In contrast, Bethell writes, “private-sector research is trial and error, by its nature.” He continues:

Capital is invested in a wide range of ideas and approaches, and maybe only one will pay off. In the private sector it’s called risk, not waste. The greatest scientific advances we have seen in recent decades, in the field of computer and information technology, did involve a great deal of risk and a great deal of “wasted” investment. But there was tremendous progress.

Competition among ideas is necessary for breakthroughs. Bethell adds, “When any single source of funding dominates, science will almost certainly become the handmaiden of politics.”

Technology Drives Science

If you ask most people what drives innovation, they would probably answer government. For both economists and scientists, writes Matt Ridley in his book The Evolution of Everything: How New Ideas Emerge, 

It has been an article of faith for decades… that science would not get funded if government did not do it, and economic growth would not happen if science was not funded by the taxpayer.

This article of faith is dead wrong, observes Ridley. Basing his ideas on Professor Terence Kealey’s book The Economic Laws of Scientific Research, Ridley writes, “Once you examine the history of innovation, you find scientific breakthroughs are the effect, not the cause, of technological change.” In short, “new technologies give academics things to study.”

Ridley’s and Kealey’s conclusions have startling implications. It is practical people—entrepreneurs—who innovate, and then the science is built to explain the innovation.

Ridley writes,

Having made innovations, [industry] will then pay for research into the principles behind them… Having invented the steam engine, it will pay for thermodynamics.

Adam Smith on Innovation

Adam Smith, Kealey observes, “did not believe government should commission science” and “was very suspicious of interest groups who appealed for public money.” In The Wealth of Nations, Smith wrote that appeals for public money

ought always to be listened to with great precaution, and ought never to be adopted until after having been long and carefully examined, not only with the most scrupulous but with the most suspicious attention.
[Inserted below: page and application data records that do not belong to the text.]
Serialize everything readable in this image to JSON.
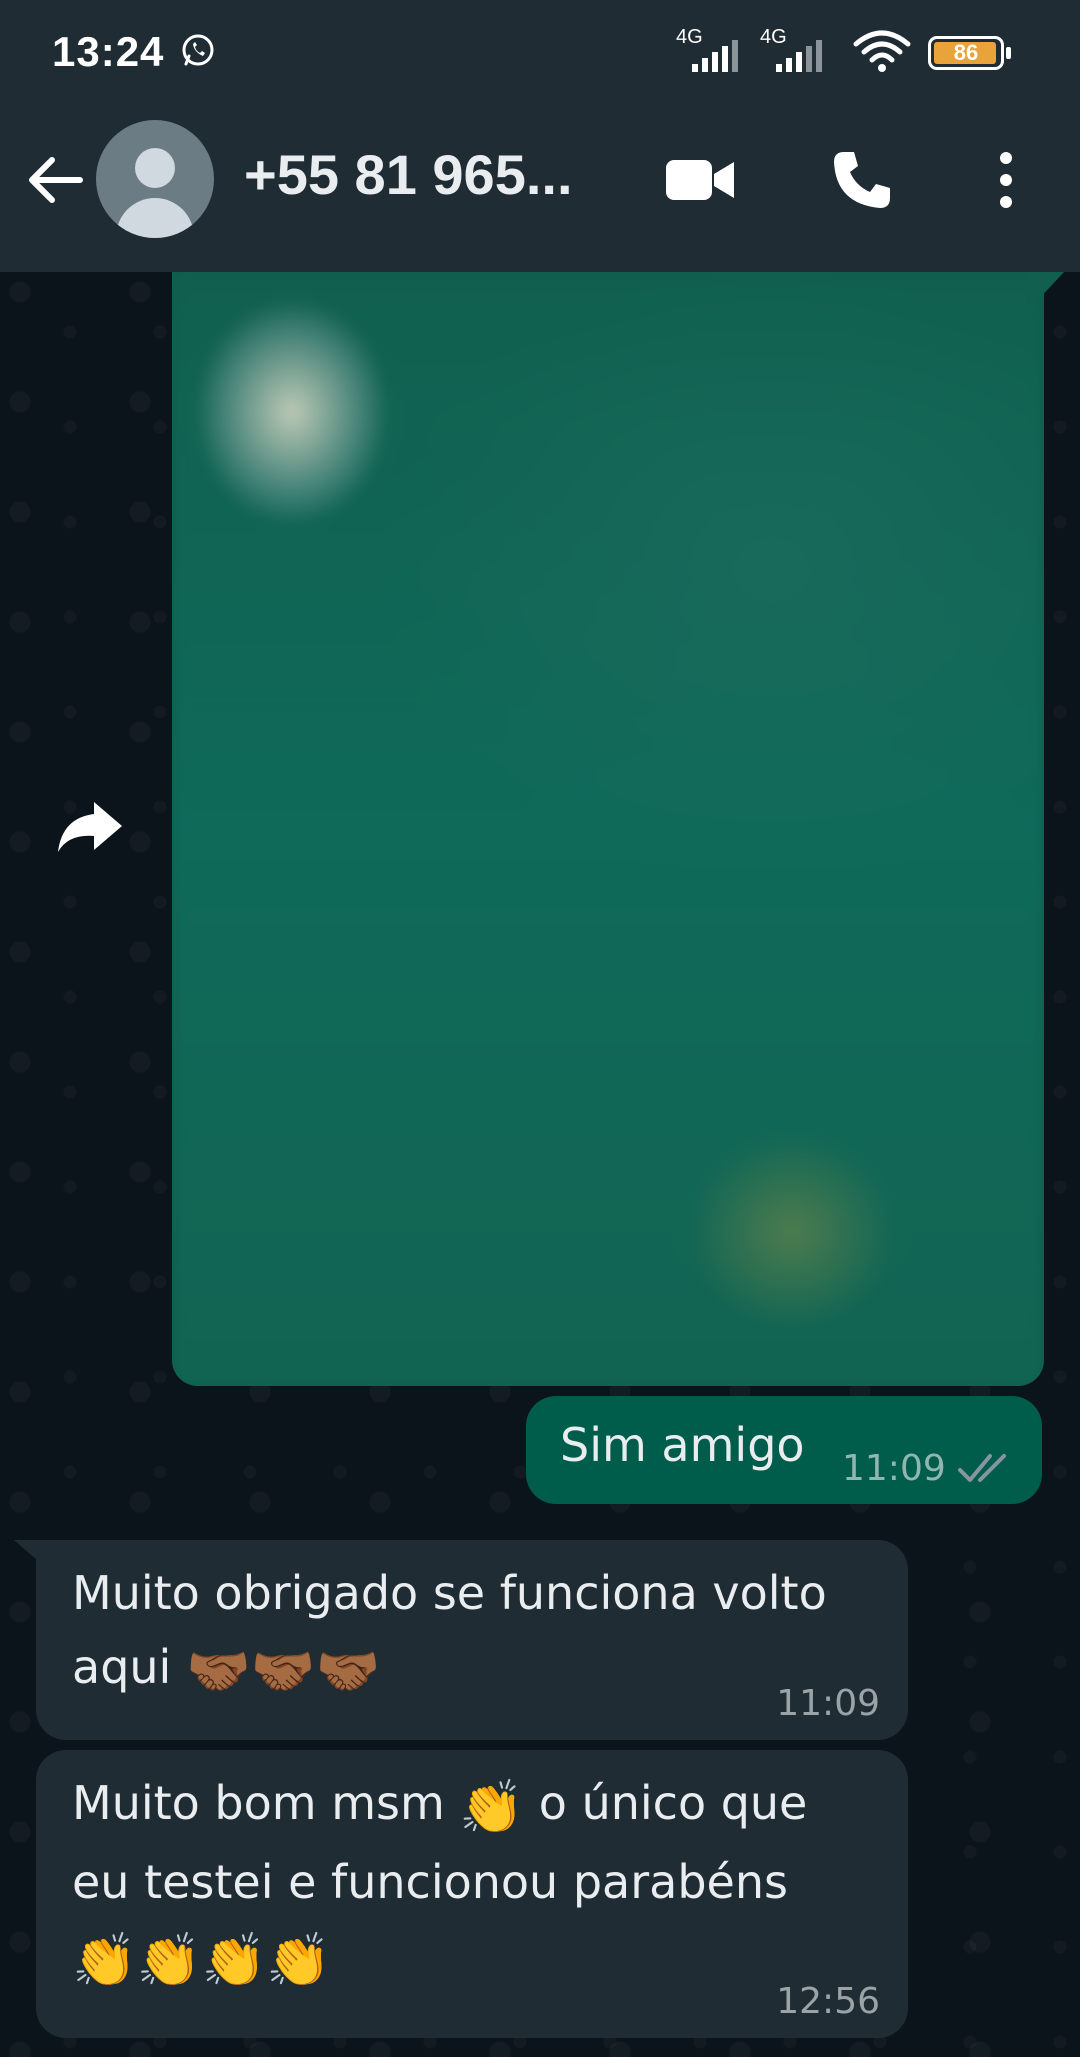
{
  "status_bar": {
    "time": "13:24",
    "signal1_label": "4G",
    "signal2_label": "4G",
    "battery_level": "86"
  },
  "header": {
    "contact_name": "+55 81 965..."
  },
  "messages": [
    {
      "type": "image",
      "direction": "outgoing"
    },
    {
      "type": "text",
      "direction": "outgoing",
      "text": "Sim amigo",
      "time": "11:09",
      "status": "read"
    },
    {
      "type": "text",
      "direction": "incoming",
      "text_line1": "Muito obrigado se funciona volto",
      "text_line2": "aqui",
      "emojis": "🤝🏾🤝🏾🤝🏾",
      "time": "11:09"
    },
    {
      "type": "text",
      "direction": "incoming",
      "text_part1": "Muito bom msm",
      "emoji1": "👏",
      "text_part2": "o único que",
      "text_line2": "eu testei e funcionou parabéns",
      "emojis_line3": "👏👏👏👏",
      "time": "12:56"
    }
  ],
  "colors": {
    "header_bg": "#1f2c34",
    "chat_bg": "#0b141a",
    "outgoing_bubble": "#005c4b",
    "incoming_bubble": "#1f2c34",
    "read_ticks": "#8696a0"
  }
}
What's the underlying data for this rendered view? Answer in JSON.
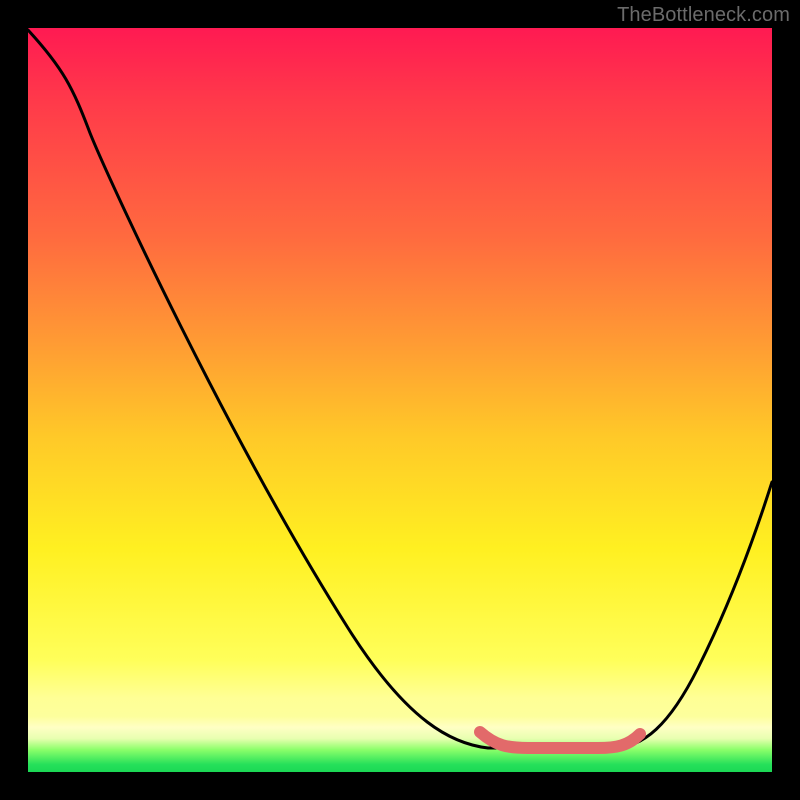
{
  "watermark": "TheBottleneck.com",
  "colors": {
    "top": "#ff1a52",
    "mid": "#ffc928",
    "bottom_green": "#25e05a",
    "curve": "#000000",
    "low_highlight": "#e26a6a",
    "frame": "#000000",
    "watermark_text": "#6b6b6b"
  },
  "chart_data": {
    "type": "line",
    "title": "",
    "xlabel": "",
    "ylabel": "",
    "xlim": [
      0,
      100
    ],
    "ylim": [
      0,
      100
    ],
    "grid": false,
    "legend": false,
    "background": "heat-gradient-vertical",
    "annotations": [
      {
        "name": "optimal-range-marker",
        "x_range": [
          61,
          82
        ],
        "y": 3,
        "color": "#e26a6a"
      }
    ],
    "series": [
      {
        "name": "black-curve",
        "color": "#000000",
        "x": [
          0,
          4,
          8,
          12,
          20,
          30,
          40,
          50,
          57,
          62,
          65,
          70,
          75,
          79,
          82,
          86,
          90,
          94,
          97,
          100
        ],
        "y": [
          100,
          95,
          88,
          80,
          65,
          48,
          32,
          17,
          10,
          5,
          3,
          3,
          3,
          3,
          5,
          10,
          18,
          28,
          35,
          40
        ]
      }
    ]
  }
}
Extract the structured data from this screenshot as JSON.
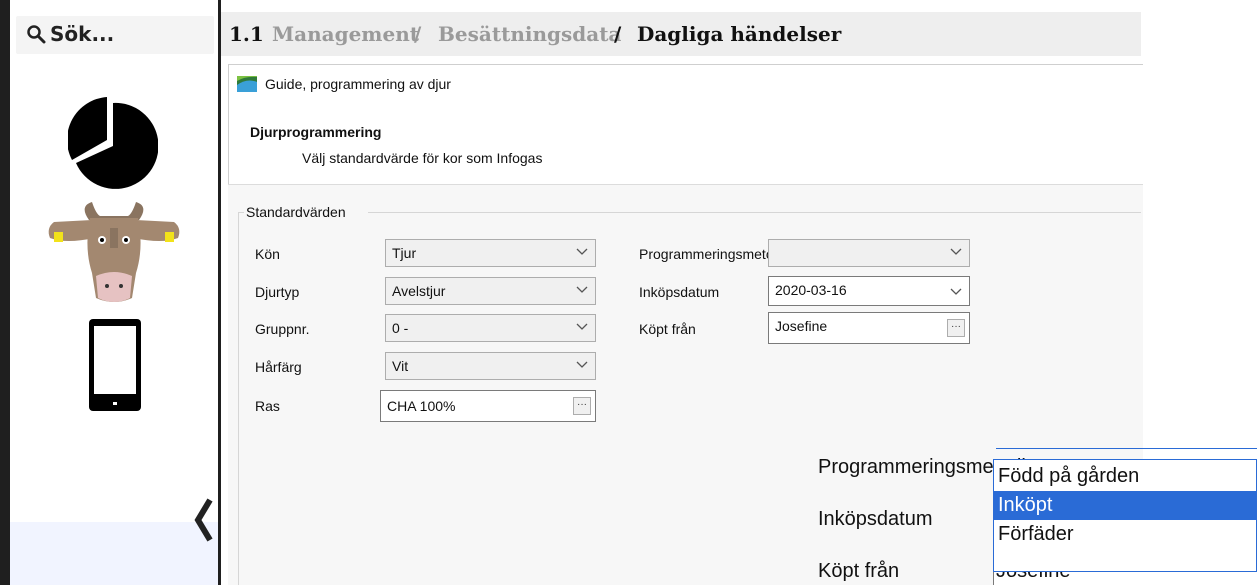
{
  "search": {
    "placeholder": "Sök..."
  },
  "breadcrumb": {
    "number": "1.1",
    "parts": [
      "Management",
      "/",
      "Besättningsdata",
      "/",
      "Dagliga händelser"
    ]
  },
  "window": {
    "title": "Guide, programmering av djur"
  },
  "header": {
    "title": "Djurprogrammering",
    "subtitle": "Välj standardvärde för kor som Infogas"
  },
  "group": {
    "title": "Standardvärden"
  },
  "left_fields": [
    {
      "label": "Kön",
      "value": "Tjur"
    },
    {
      "label": "Djurtyp",
      "value": "Avelstjur"
    },
    {
      "label": "Gruppnr.",
      "value": "0 -"
    },
    {
      "label": "Hårfärg",
      "value": "Vit"
    },
    {
      "label": "Ras",
      "value": "CHA 100%"
    }
  ],
  "right_fields": [
    {
      "label": "Programmeringsmetodbt",
      "value": ""
    },
    {
      "label": "Inköpsdatum",
      "value": "2020-03-16"
    },
    {
      "label": "Köpt från",
      "value": "Josefine"
    }
  ],
  "zoom": {
    "method_label": "Programmeringsmetodbt",
    "date_label": "Inköpsdatum",
    "bought_label": "Köpt från",
    "bought_value_partial": "Josefine",
    "options": [
      "Född på gården",
      "Inköpt",
      "Förfäder"
    ],
    "selected_index": 1
  },
  "icons": [
    "search-icon",
    "pie-chart-icon",
    "cow-icon",
    "mobile-phone-icon",
    "chevron-left-icon",
    "chevron-down-icon",
    "ellipsis-icon",
    "window-app-icon"
  ],
  "colors": {
    "selection": "#2a6bd6",
    "cow_body": "#a38870",
    "ear_tag": "#f2e21a"
  }
}
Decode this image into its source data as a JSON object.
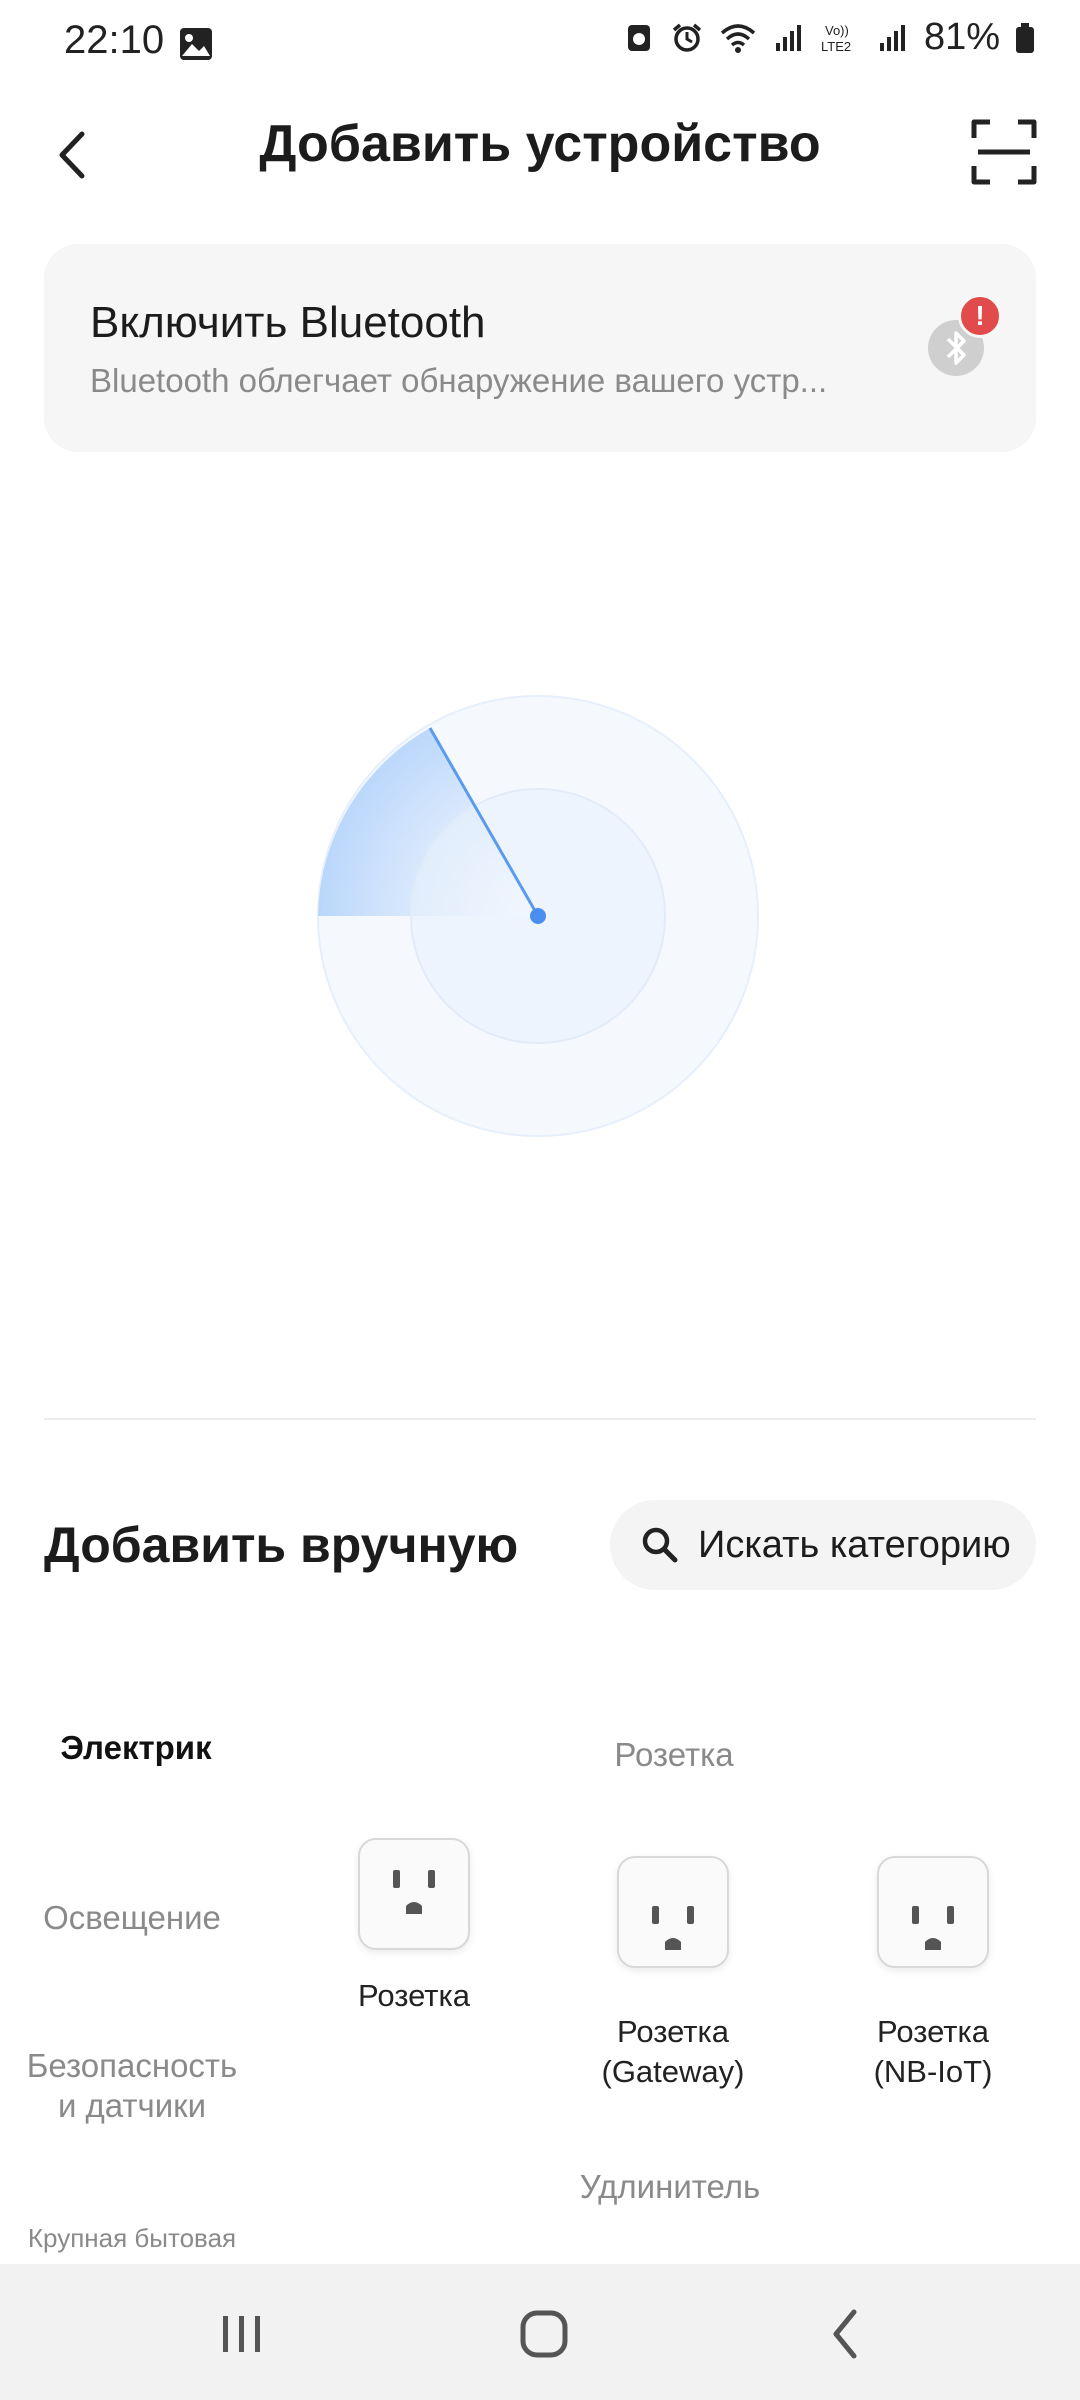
{
  "status_bar": {
    "time": "22:10",
    "battery": "81%",
    "icons": [
      "image-icon",
      "bank-icon",
      "alarm-icon",
      "wifi-icon",
      "signal-icon",
      "volte-icon",
      "signal-icon",
      "battery-icon"
    ]
  },
  "header": {
    "title": "Добавить устройство",
    "back_icon": "back-arrow-icon",
    "scan_icon": "scan-icon"
  },
  "bluetooth_card": {
    "title": "Включить Bluetooth",
    "subtitle": "Bluetooth облегчает обнаружение вашего устр...",
    "icon": "bluetooth-icon",
    "alert": "!"
  },
  "manual": {
    "title": "Добавить вручную",
    "search_label": "Искать категорию"
  },
  "categories": [
    {
      "label": "Электрик",
      "active": true
    },
    {
      "label": "Освещение",
      "active": false
    },
    {
      "label": "Безопасность\nи датчики",
      "active": false
    },
    {
      "label": "Крупная бытовая",
      "active": false
    }
  ],
  "sections": [
    {
      "title": "Розетка",
      "devices": [
        {
          "label": "Розетка",
          "icon": "socket-icon"
        },
        {
          "label": "Розетка\n(Gateway)",
          "icon": "socket-icon"
        },
        {
          "label": "Розетка\n(NB-IoT)",
          "icon": "socket-icon"
        }
      ]
    },
    {
      "title": "Удлинитель",
      "devices": []
    }
  ],
  "nav_bar": [
    "recents-icon",
    "home-icon",
    "back-icon"
  ],
  "colors": {
    "accent": "#3d8bf2",
    "alert": "#e24b4b"
  }
}
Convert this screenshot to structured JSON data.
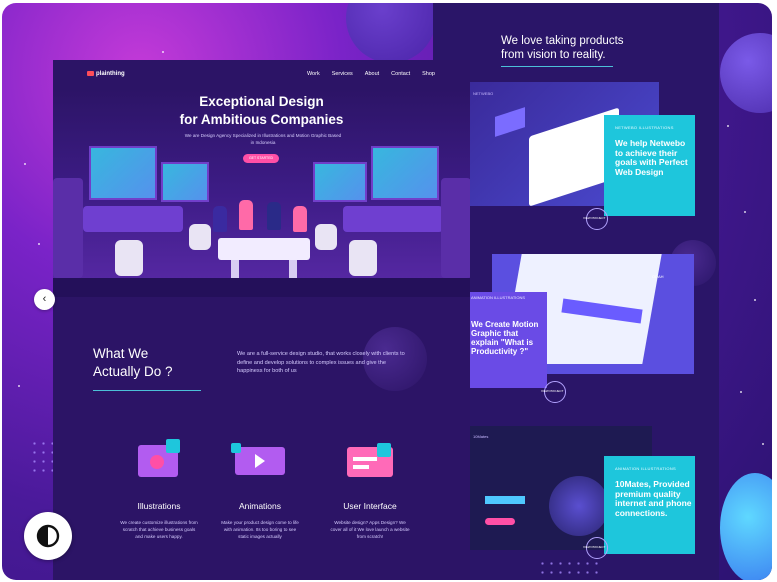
{
  "colors": {
    "accent_cyan": "#1ec6dc",
    "brand_pink": "#ff4fa6",
    "page_dark": "#2c1466",
    "right_col": "#2a1568"
  },
  "nav": {
    "logo": "plainthing",
    "links": [
      "Work",
      "Services",
      "About",
      "Contact",
      "Shop"
    ]
  },
  "hero": {
    "title": "Exceptional Design\nfor Ambitious Companies",
    "subtitle": "We are Design Agency Specialized in Illustrations and Motion Graphic Based in Indonesia",
    "cta": "GET STARTED"
  },
  "about": {
    "title": "What We\nActually Do ?",
    "description": "We are a full-service design studio, that works closely with clients to define and develop solutions to complex issues and give the happiness for both of us"
  },
  "services": [
    {
      "name": "Illustrations",
      "icon": "illustration-icon",
      "desc": "We create customize illustrations from scratch that achieve business goals and make users happy."
    },
    {
      "name": "Animations",
      "icon": "animation-icon",
      "desc": "Make your product design come to life with animation. Its too boring to see static images actually"
    },
    {
      "name": "User Interface",
      "icon": "ui-icon",
      "desc": "Website design? Apps Design? We cover all of it We love launch a website from scratch!"
    }
  ],
  "right": {
    "tagline": "We love taking products\nfrom vision to reality.",
    "cards": [
      {
        "tags": "NETWEBO     ILLUSTRATIONS",
        "text": "We help Netwebo to achieve their goals with Perfect Web Design",
        "label": "NETWEBO",
        "ring": "VIEW PROJECT"
      },
      {
        "tags": "ANIMATION     ILLUSTRATIONS",
        "text": "We Create Motion Graphic that explain \"What is Productivity ?\"",
        "label": "ODAH",
        "ring": "VIEW PROJECT"
      },
      {
        "tags": "ANIMATION     ILLUSTRATIONS",
        "text": "10Mates, Provided premium quality internet and phone connections.",
        "label": "10Mates",
        "ring": "VIEW PROJECT"
      }
    ]
  },
  "controls": {
    "prev": "‹",
    "contrast_icon": "contrast-icon"
  }
}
Those who ask for public money, Smith wrote, “Have generally an interest to deceive the public.”

Kealey writes:

Smith did not believe that applied science flowed very much from pure science; indeed he believed the opposite was as likely to be true. Moreover, he believed that applied science or technology sprang from the market place, spawned by individuals or companies competing for profits.

In short, if you want breakthroughs in cancer research—treatments that extend lives with fewer side effects—get government out and let companies compete.

History has proven Smith right. Ridley writes,

In 2007, Leo Sveikauskas of the Bureau of Economic Analysis concluded that returns for many forms of publicly financed R&D are near zero, and that “many elements of university and government research have very low returns, overwhelmingly contribute to economic growth only indirectly, if at all.”

Why would that be? Government crowds out productive research by betting on the wrong horses—those who seek funding by dipping their hands in the public till. As Ridley puts it, “If the government spends money on the wrong kind of science, it tends to stop people working on the right kind of science.”

Before you cheer for politicians promising medical breakthroughs, realize their actions may prevent the discovery of cancer cures.

  • Barry Brownstein is professor emeritus of economics and leadership at the University of Baltimore. 

    To receive Barry's essays subscribe at his Substack, Mindset Shifts.

    His essays also appear at the American Institute for Economic Research, Intellectual Takeout, Learn Liberty, The Epoch Times and many other publications. Barry’s essays have been translated into many languages, most frequently Spanish and Portuguese. He is the author of The Inner-Work of Leadership.

    Barry holds a Ph.D. in economics from Rutgers University and a B.S. in mathematical statistics from CCNY.